## How to complete this task
Extract the complete listing and repeat it word for word.
──────
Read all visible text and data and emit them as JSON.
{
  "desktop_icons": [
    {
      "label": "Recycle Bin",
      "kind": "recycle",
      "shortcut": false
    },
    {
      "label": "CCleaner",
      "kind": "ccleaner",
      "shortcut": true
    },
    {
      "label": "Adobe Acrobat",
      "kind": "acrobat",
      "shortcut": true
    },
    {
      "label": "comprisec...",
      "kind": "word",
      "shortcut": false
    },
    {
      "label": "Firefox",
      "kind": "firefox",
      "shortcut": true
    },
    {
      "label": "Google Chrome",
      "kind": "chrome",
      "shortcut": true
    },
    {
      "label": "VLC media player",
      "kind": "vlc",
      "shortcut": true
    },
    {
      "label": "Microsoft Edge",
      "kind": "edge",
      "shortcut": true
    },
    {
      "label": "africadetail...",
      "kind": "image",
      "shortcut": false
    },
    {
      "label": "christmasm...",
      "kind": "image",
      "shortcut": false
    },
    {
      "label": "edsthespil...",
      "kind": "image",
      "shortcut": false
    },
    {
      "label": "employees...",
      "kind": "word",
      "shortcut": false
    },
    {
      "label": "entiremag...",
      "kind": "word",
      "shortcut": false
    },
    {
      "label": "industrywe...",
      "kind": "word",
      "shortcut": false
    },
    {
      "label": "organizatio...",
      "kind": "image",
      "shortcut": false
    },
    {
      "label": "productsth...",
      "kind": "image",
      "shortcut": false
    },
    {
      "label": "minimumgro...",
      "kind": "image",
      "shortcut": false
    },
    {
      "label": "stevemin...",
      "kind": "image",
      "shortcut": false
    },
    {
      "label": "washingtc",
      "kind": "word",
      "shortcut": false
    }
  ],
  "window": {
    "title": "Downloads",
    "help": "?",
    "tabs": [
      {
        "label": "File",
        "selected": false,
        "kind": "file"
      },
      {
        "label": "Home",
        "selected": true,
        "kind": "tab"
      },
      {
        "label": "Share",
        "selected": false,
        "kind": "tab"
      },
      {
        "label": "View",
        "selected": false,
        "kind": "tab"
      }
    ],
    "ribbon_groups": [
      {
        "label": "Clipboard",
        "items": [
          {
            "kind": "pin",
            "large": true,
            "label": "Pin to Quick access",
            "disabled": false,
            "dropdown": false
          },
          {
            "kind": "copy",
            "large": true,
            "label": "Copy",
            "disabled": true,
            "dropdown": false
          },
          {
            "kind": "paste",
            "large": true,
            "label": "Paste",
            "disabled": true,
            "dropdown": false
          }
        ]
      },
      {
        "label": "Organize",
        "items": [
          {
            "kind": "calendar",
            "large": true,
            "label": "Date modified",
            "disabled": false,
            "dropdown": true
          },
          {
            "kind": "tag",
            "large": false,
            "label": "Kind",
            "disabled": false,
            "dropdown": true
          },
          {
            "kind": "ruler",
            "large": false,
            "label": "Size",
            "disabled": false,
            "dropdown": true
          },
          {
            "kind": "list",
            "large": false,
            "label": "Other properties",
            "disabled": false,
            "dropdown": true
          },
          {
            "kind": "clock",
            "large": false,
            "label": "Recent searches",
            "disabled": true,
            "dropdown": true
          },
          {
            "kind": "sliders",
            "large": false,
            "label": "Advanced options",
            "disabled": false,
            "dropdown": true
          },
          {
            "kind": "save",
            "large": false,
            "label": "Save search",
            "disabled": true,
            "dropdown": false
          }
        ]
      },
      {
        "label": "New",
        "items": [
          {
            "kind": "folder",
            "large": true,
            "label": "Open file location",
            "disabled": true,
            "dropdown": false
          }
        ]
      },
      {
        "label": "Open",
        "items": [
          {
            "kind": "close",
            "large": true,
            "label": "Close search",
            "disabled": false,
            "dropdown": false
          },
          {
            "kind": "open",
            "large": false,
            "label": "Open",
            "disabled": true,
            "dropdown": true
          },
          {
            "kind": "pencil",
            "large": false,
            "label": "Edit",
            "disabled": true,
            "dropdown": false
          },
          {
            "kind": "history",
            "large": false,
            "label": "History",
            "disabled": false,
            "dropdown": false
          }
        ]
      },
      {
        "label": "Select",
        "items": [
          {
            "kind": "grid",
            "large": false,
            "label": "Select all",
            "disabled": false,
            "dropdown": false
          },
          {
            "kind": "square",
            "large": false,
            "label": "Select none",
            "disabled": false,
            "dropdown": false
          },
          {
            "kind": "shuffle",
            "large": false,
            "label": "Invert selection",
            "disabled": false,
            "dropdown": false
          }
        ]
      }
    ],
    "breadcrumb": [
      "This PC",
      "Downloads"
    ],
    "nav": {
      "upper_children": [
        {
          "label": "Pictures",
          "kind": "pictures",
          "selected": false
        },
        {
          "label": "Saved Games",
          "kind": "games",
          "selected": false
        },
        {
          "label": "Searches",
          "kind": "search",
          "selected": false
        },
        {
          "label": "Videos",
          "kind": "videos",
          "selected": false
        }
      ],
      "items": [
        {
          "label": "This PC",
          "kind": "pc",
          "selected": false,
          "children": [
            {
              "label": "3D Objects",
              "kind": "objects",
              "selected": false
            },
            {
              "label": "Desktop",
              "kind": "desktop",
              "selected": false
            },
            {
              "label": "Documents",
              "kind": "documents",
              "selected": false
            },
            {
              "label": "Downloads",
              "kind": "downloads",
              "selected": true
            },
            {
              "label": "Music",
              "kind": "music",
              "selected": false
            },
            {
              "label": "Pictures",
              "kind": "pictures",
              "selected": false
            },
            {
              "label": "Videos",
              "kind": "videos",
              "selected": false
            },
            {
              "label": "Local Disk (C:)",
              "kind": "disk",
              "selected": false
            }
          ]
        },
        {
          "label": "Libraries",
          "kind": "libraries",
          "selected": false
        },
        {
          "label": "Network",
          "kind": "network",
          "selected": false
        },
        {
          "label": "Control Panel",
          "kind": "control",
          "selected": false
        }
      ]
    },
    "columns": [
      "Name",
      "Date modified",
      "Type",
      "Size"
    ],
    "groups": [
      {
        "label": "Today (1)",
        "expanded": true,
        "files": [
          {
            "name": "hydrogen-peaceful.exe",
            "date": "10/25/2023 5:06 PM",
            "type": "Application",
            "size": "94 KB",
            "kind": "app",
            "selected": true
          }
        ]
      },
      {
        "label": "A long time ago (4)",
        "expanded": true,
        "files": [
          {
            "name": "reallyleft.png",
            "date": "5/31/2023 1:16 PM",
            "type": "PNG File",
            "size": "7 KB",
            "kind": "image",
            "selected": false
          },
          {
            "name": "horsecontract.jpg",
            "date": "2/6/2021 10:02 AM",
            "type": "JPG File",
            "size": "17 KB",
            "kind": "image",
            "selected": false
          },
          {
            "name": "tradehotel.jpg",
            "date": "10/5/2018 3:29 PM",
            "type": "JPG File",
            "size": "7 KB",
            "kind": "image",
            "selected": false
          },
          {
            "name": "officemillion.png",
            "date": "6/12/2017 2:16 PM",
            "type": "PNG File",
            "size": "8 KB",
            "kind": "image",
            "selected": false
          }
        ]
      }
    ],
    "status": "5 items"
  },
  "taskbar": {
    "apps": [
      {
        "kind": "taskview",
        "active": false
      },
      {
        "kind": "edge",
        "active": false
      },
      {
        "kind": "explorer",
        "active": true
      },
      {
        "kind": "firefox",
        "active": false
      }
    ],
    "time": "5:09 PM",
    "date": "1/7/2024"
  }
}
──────
## Solution
Read all visible text and data and emit them as JSON.
{
  "desktop_icons": [
    {
      "label": "Recycle Bin",
      "kind": "recycle",
      "shortcut": false
    },
    {
      "label": "CCleaner",
      "kind": "ccleaner",
      "shortcut": true
    },
    {
      "label": "Adobe Acrobat",
      "kind": "acrobat",
      "shortcut": true
    },
    {
      "label": "comprisec...",
      "kind": "word",
      "shortcut": false
    },
    {
      "label": "Firefox",
      "kind": "firefox",
      "shortcut": true
    },
    {
      "label": "Google Chrome",
      "kind": "chrome",
      "shortcut": true
    },
    {
      "label": "VLC media player",
      "kind": "vlc",
      "shortcut": true
    },
    {
      "label": "Microsoft Edge",
      "kind": "edge",
      "shortcut": true
    },
    {
      "label": "africadetail...",
      "kind": "image",
      "shortcut": false
    },
    {
      "label": "christmasm...",
      "kind": "image",
      "shortcut": false
    },
    {
      "label": "edsthespil...",
      "kind": "image",
      "shortcut": false
    },
    {
      "label": "employees...",
      "kind": "word",
      "shortcut": false
    },
    {
      "label": "entiremag...",
      "kind": "word",
      "shortcut": false
    },
    {
      "label": "industrywe...",
      "kind": "word",
      "shortcut": false
    },
    {
      "label": "organizatio...",
      "kind": "image",
      "shortcut": false
    },
    {
      "label": "productsth...",
      "kind": "image",
      "shortcut": false
    },
    {
      "label": "minimumgro...",
      "kind": "image",
      "shortcut": false
    },
    {
      "label": "stevemin...",
      "kind": "image",
      "shortcut": false
    },
    {
      "label": "washingtc",
      "kind": "word",
      "shortcut": false
    }
  ],
  "window": {
    "title": "Downloads",
    "help": "?",
    "tabs": [
      {
        "label": "File",
        "selected": false,
        "kind": "file"
      },
      {
        "label": "Home",
        "selected": true,
        "kind": "tab"
      },
      {
        "label": "Share",
        "selected": false,
        "kind": "tab"
      },
      {
        "label": "View",
        "selected": false,
        "kind": "tab"
      }
    ],
    "ribbon_groups": [
      {
        "label": "Clipboard",
        "items": [
          {
            "kind": "pin",
            "large": true,
            "label": "Pin to Quick access",
            "disabled": false,
            "dropdown": false
          },
          {
            "kind": "copy",
            "large": true,
            "label": "Copy",
            "disabled": true,
            "dropdown": false
          },
          {
            "kind": "paste",
            "large": true,
            "label": "Paste",
            "disabled": true,
            "dropdown": false
          }
        ]
      },
      {
        "label": "Organize",
        "items": [
          {
            "kind": "calendar",
            "large": true,
            "label": "Date modified",
            "disabled": false,
            "dropdown": true
          },
          {
            "kind": "tag",
            "large": false,
            "label": "Kind",
            "disabled": false,
            "dropdown": true
          },
          {
            "kind": "ruler",
            "large": false,
            "label": "Size",
            "disabled": false,
            "dropdown": true
          },
          {
            "kind": "list",
            "large": false,
            "label": "Other properties",
            "disabled": false,
            "dropdown": true
          },
          {
            "kind": "clock",
            "large": false,
            "label": "Recent searches",
            "disabled": true,
            "dropdown": true
          },
          {
            "kind": "sliders",
            "large": false,
            "label": "Advanced options",
            "disabled": false,
            "dropdown": true
          },
          {
            "kind": "save",
            "large": false,
            "label": "Save search",
            "disabled": true,
            "dropdown": false
          }
        ]
      },
      {
        "label": "New",
        "items": [
          {
            "kind": "folder",
            "large": true,
            "label": "Open file location",
            "disabled": true,
            "dropdown": false
          }
        ]
      },
      {
        "label": "Open",
        "items": [
          {
            "kind": "close",
            "large": true,
            "label": "Close search",
            "disabled": false,
            "dropdown": false
          },
          {
            "kind": "open",
            "large": false,
            "label": "Open",
            "disabled": true,
            "dropdown": true
          },
          {
            "kind": "pencil",
            "large": false,
            "label": "Edit",
            "disabled": true,
            "dropdown": false
          },
          {
            "kind": "history",
            "large": false,
            "label": "History",
            "disabled": false,
            "dropdown": false
          }
        ]
      },
      {
        "label": "Select",
        "items": [
          {
            "kind": "grid",
            "large": false,
            "label": "Select all",
            "disabled": false,
            "dropdown": false
          },
          {
            "kind": "square",
            "large": false,
            "label": "Select none",
            "disabled": false,
            "dropdown": false
          },
          {
            "kind": "shuffle",
            "large": false,
            "label": "Invert selection",
            "disabled": false,
            "dropdown": false
          }
        ]
      }
    ],
    "breadcrumb": [
      "This PC",
      "Downloads"
    ],
    "nav": {
      "upper_children": [
        {
          "label": "Pictures",
          "kind": "pictures",
          "selected": false
        },
        {
          "label": "Saved Games",
          "kind": "games",
          "selected": false
        },
        {
          "label": "Searches",
          "kind": "search",
          "selected": false
        },
        {
          "label": "Videos",
          "kind": "videos",
          "selected": false
        }
      ],
      "items": [
        {
          "label": "This PC",
          "kind": "pc",
          "selected": false,
          "children": [
            {
              "label": "3D Objects",
              "kind": "objects",
              "selected": false
            },
            {
              "label": "Desktop",
              "kind": "desktop",
              "selected": false
            },
            {
              "label": "Documents",
              "kind": "documents",
              "selected": false
            },
            {
              "label": "Downloads",
              "kind": "downloads",
              "selected": true
            },
            {
              "label": "Music",
              "kind": "music",
              "selected": false
            },
            {
              "label": "Pictures",
              "kind": "pictures",
              "selected": false
            },
            {
              "label": "Videos",
              "kind": "videos",
              "selected": false
            },
            {
              "label": "Local Disk (C:)",
              "kind": "disk",
              "selected": false
            }
          ]
        },
        {
          "label": "Libraries",
          "kind": "libraries",
          "selected": false
        },
        {
          "label": "Network",
          "kind": "network",
          "selected": false
        },
        {
          "label": "Control Panel",
          "kind": "control",
          "selected": false
        }
      ]
    },
    "columns": [
      "Name",
      "Date modified",
      "Type",
      "Size"
    ],
    "groups": [
      {
        "label": "Today (1)",
        "expanded": true,
        "files": [
          {
            "name": "hydrogen-peaceful.exe",
            "date": "10/25/2023 5:06 PM",
            "type": "Application",
            "size": "94 KB",
            "kind": "app",
            "selected": true
          }
        ]
      },
      {
        "label": "A long time ago (4)",
        "expanded": true,
        "files": [
          {
            "name": "reallyleft.png",
            "date": "5/31/2023 1:16 PM",
            "type": "PNG File",
            "size": "7 KB",
            "kind": "image",
            "selected": false
          },
          {
            "name": "horsecontract.jpg",
            "date": "2/6/2021 10:02 AM",
            "type": "JPG File",
            "size": "17 KB",
            "kind": "image",
            "selected": false
          },
          {
            "name": "tradehotel.jpg",
            "date": "10/5/2018 3:29 PM",
            "type": "JPG File",
            "size": "7 KB",
            "kind": "image",
            "selected": false
          },
          {
            "name": "officemillion.png",
            "date": "6/12/2017 2:16 PM",
            "type": "PNG File",
            "size": "8 KB",
            "kind": "image",
            "selected": false
          }
        ]
      }
    ],
    "status": "5 items"
  },
  "taskbar": {
    "apps": [
      {
        "kind": "taskview",
        "active": false
      },
      {
        "kind": "edge",
        "active": false
      },
      {
        "kind": "explorer",
        "active": true
      },
      {
        "kind": "firefox",
        "active": false
      }
    ],
    "time": "5:09 PM",
    "date": "1/7/2024"
  }
}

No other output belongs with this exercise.